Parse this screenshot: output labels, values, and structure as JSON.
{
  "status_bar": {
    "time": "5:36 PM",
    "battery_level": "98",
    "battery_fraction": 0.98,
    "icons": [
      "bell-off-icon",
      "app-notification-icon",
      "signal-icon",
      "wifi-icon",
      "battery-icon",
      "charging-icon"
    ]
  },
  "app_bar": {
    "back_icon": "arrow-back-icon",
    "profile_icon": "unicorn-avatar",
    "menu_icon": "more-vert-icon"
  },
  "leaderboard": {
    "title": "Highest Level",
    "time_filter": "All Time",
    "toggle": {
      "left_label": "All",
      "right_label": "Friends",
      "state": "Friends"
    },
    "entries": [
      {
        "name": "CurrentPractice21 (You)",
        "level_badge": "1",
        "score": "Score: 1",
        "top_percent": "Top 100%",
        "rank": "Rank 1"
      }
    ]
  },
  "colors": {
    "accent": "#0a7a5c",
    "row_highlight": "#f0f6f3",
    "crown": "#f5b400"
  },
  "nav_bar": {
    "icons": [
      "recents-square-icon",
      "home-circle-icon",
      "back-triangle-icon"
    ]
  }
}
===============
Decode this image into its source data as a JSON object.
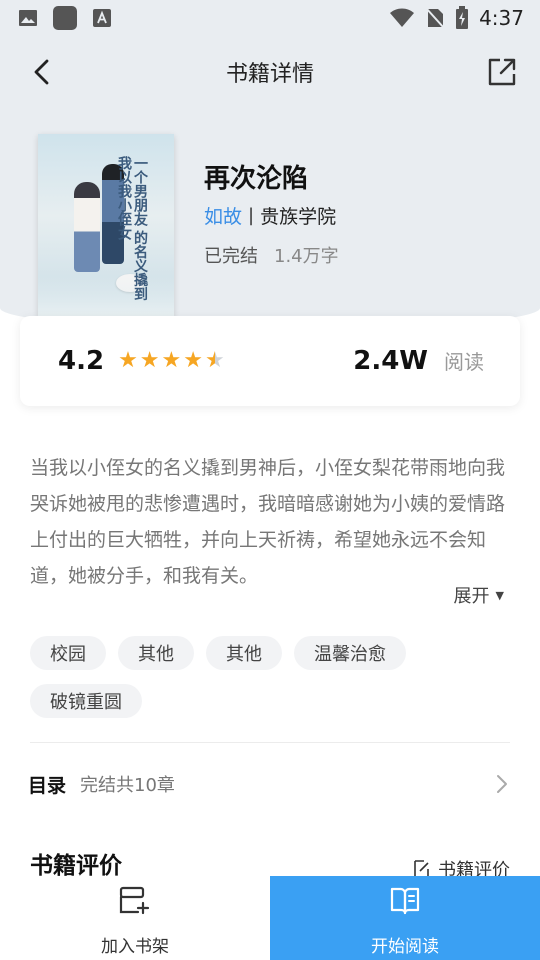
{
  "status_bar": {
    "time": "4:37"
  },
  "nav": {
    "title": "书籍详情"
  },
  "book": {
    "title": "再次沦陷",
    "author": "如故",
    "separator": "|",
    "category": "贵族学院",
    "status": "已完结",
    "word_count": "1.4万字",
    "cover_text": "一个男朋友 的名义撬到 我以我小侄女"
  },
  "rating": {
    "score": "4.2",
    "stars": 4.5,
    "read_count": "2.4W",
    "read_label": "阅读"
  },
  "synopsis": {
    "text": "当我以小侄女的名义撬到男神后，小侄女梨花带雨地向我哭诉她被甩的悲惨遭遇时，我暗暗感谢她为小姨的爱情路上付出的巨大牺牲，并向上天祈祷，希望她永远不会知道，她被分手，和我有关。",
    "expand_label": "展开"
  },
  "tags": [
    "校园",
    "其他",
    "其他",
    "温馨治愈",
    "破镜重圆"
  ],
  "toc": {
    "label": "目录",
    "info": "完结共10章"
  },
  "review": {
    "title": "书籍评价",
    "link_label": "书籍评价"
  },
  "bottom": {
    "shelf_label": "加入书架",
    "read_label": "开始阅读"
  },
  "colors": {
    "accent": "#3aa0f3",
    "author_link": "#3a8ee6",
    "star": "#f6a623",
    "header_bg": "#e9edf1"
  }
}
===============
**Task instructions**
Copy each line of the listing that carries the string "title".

**Response below**
    "title": "Highest Level",
    "title": "书籍详情"
    "title": "再次沦陷",
    "title": "书籍评价",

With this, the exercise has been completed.